Component data from apps and pages:
┄┄┄┄┄┄┄┄┄┄

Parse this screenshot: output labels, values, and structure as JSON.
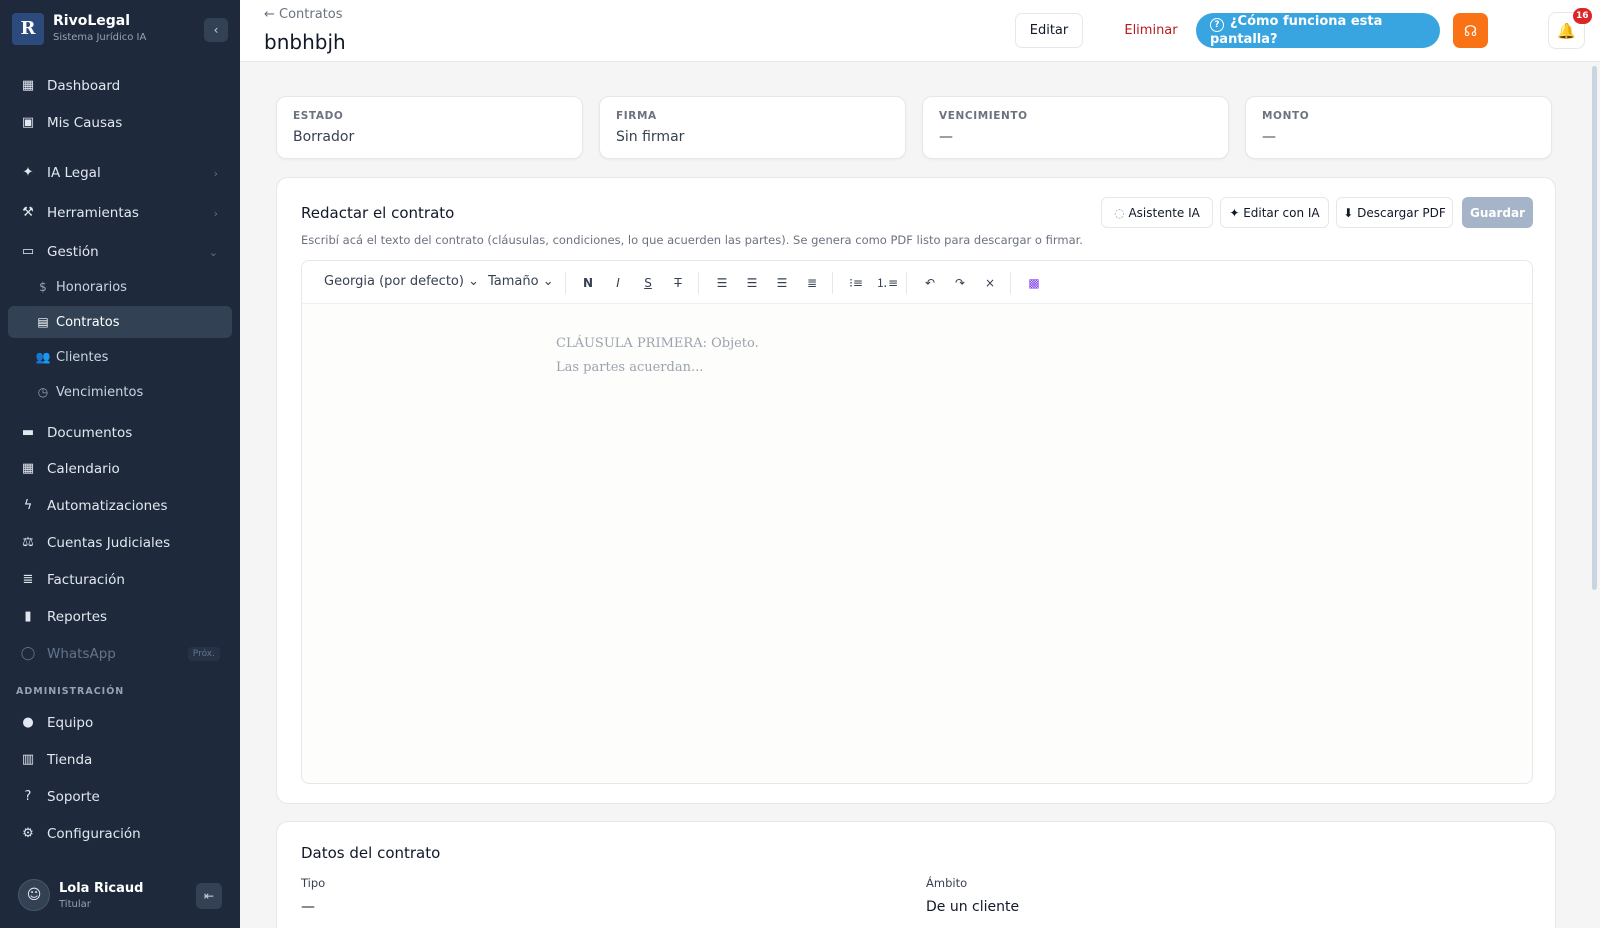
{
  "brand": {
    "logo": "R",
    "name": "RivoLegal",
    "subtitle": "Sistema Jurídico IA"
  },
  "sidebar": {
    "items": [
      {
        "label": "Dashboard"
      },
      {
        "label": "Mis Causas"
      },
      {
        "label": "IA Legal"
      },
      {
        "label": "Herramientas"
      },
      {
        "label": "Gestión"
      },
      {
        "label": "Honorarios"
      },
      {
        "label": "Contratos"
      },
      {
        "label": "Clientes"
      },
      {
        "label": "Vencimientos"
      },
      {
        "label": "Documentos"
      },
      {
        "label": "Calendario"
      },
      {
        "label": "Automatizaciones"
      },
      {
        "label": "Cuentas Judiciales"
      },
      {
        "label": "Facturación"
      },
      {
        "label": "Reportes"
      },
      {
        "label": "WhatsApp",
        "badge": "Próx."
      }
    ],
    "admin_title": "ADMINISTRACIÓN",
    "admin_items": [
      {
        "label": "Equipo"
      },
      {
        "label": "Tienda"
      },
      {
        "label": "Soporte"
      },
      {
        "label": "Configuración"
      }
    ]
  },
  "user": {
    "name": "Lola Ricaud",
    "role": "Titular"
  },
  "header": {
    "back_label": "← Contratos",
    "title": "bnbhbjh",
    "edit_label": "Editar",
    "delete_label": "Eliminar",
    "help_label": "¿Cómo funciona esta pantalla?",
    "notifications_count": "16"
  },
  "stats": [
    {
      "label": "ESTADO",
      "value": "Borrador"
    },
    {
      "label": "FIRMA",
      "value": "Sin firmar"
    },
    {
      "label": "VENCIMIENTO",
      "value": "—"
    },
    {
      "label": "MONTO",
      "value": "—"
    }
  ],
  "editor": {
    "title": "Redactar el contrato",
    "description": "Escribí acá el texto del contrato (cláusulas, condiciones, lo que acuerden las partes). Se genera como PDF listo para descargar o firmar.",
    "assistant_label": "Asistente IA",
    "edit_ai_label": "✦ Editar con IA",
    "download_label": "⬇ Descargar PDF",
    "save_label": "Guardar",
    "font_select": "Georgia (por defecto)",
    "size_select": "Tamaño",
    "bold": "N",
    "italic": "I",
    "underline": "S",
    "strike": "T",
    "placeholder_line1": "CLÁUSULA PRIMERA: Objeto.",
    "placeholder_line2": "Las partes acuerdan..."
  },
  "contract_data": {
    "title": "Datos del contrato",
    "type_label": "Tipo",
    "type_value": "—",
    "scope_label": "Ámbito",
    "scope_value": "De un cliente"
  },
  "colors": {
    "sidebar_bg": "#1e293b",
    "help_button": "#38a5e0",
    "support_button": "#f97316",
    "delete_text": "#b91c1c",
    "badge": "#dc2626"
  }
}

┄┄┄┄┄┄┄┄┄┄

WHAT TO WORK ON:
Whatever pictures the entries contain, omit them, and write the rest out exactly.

WORKED SOLUTION:
Parse this screenshot: output labels, values, and structure as JSON.
{
  "brand": {
    "logo": "R",
    "name": "RivoLegal",
    "subtitle": "Sistema Jurídico IA"
  },
  "sidebar": {
    "items": [
      {
        "label": "Dashboard"
      },
      {
        "label": "Mis Causas"
      },
      {
        "label": "IA Legal"
      },
      {
        "label": "Herramientas"
      },
      {
        "label": "Gestión"
      },
      {
        "label": "Honorarios"
      },
      {
        "label": "Contratos"
      },
      {
        "label": "Clientes"
      },
      {
        "label": "Vencimientos"
      },
      {
        "label": "Documentos"
      },
      {
        "label": "Calendario"
      },
      {
        "label": "Automatizaciones"
      },
      {
        "label": "Cuentas Judiciales"
      },
      {
        "label": "Facturación"
      },
      {
        "label": "Reportes"
      },
      {
        "label": "WhatsApp",
        "badge": "Próx."
      }
    ],
    "admin_title": "ADMINISTRACIÓN",
    "admin_items": [
      {
        "label": "Equipo"
      },
      {
        "label": "Tienda"
      },
      {
        "label": "Soporte"
      },
      {
        "label": "Configuración"
      }
    ]
  },
  "user": {
    "name": "Lola Ricaud",
    "role": "Titular"
  },
  "header": {
    "back_label": "← Contratos",
    "title": "bnbhbjh",
    "edit_label": "Editar",
    "delete_label": "Eliminar",
    "help_label": "¿Cómo funciona esta pantalla?",
    "notifications_count": "16"
  },
  "stats": [
    {
      "label": "ESTADO",
      "value": "Borrador"
    },
    {
      "label": "FIRMA",
      "value": "Sin firmar"
    },
    {
      "label": "VENCIMIENTO",
      "value": "—"
    },
    {
      "label": "MONTO",
      "value": "—"
    }
  ],
  "editor": {
    "title": "Redactar el contrato",
    "description": "Escribí acá el texto del contrato (cláusulas, condiciones, lo que acuerden las partes). Se genera como PDF listo para descargar o firmar.",
    "assistant_label": "Asistente IA",
    "edit_ai_label": "✦ Editar con IA",
    "download_label": "⬇ Descargar PDF",
    "save_label": "Guardar",
    "font_select": "Georgia (por defecto)",
    "size_select": "Tamaño",
    "bold": "N",
    "italic": "I",
    "underline": "S",
    "strike": "T",
    "placeholder_line1": "CLÁUSULA PRIMERA: Objeto.",
    "placeholder_line2": "Las partes acuerdan..."
  },
  "contract_data": {
    "title": "Datos del contrato",
    "type_label": "Tipo",
    "type_value": "—",
    "scope_label": "Ámbito",
    "scope_value": "De un cliente"
  },
  "colors": {
    "sidebar_bg": "#1e293b",
    "help_button": "#38a5e0",
    "support_button": "#f97316",
    "delete_text": "#b91c1c",
    "badge": "#dc2626"
  }
}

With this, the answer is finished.